- **PROBLEM REQUIREMENTS**:
Go through the records and report each line in which the word "Whitney" occurs.

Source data
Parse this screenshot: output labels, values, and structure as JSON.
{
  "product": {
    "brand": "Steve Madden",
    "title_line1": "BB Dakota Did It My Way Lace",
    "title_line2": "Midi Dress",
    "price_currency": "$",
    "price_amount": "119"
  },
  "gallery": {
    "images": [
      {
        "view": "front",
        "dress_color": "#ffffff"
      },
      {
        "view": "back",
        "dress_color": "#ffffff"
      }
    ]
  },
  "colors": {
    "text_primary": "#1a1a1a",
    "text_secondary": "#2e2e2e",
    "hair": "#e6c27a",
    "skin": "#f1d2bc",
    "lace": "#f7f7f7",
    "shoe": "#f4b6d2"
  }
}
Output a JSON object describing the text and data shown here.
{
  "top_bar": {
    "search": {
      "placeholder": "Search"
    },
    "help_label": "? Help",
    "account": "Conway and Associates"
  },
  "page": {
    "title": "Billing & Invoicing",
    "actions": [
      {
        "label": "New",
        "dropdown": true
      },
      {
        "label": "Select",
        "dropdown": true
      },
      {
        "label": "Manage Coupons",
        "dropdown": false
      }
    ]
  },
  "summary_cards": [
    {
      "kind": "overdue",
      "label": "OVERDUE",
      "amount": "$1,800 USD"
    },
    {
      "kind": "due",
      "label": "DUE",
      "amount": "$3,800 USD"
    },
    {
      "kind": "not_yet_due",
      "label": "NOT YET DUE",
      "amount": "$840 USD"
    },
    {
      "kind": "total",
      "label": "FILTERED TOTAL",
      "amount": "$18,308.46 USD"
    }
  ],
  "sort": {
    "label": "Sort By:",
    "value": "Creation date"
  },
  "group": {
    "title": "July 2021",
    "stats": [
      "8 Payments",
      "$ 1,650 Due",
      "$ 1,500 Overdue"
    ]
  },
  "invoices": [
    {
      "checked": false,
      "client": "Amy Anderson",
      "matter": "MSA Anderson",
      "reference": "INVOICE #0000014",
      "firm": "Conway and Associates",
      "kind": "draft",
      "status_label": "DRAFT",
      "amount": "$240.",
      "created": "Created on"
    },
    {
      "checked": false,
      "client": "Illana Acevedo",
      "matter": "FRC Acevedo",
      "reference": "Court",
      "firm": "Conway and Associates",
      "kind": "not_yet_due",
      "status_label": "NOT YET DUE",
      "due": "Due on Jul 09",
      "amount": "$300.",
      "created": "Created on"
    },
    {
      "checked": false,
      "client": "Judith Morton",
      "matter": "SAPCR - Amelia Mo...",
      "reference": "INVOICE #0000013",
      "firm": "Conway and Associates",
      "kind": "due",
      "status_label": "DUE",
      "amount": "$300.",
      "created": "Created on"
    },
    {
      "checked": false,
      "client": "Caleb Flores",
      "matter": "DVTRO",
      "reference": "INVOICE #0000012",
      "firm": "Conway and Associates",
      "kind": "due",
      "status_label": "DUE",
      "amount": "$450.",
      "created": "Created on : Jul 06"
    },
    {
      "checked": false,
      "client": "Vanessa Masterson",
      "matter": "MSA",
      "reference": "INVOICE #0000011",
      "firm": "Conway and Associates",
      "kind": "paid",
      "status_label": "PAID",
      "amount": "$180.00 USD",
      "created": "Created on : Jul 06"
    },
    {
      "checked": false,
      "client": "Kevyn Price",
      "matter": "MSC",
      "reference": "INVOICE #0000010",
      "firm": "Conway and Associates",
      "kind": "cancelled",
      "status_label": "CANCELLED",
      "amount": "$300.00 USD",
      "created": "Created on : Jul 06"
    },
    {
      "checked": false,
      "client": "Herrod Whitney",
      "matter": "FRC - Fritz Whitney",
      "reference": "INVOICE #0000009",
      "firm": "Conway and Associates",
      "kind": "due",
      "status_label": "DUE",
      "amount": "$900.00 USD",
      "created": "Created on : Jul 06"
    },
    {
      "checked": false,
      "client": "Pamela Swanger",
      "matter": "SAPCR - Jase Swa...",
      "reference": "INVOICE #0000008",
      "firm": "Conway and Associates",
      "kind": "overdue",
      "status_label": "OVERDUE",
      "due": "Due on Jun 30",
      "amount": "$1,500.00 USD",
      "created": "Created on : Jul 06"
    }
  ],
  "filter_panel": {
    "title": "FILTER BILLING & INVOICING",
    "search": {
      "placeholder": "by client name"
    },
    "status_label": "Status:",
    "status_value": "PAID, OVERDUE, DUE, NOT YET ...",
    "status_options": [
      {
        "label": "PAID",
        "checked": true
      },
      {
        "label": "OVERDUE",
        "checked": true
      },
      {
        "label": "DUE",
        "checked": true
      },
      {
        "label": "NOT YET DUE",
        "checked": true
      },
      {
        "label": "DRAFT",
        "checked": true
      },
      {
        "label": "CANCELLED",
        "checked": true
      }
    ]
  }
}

- **EXPECTED ANSWER**:
      "client": "Herrod Whitney",
      "matter": "FRC - Fritz Whitney",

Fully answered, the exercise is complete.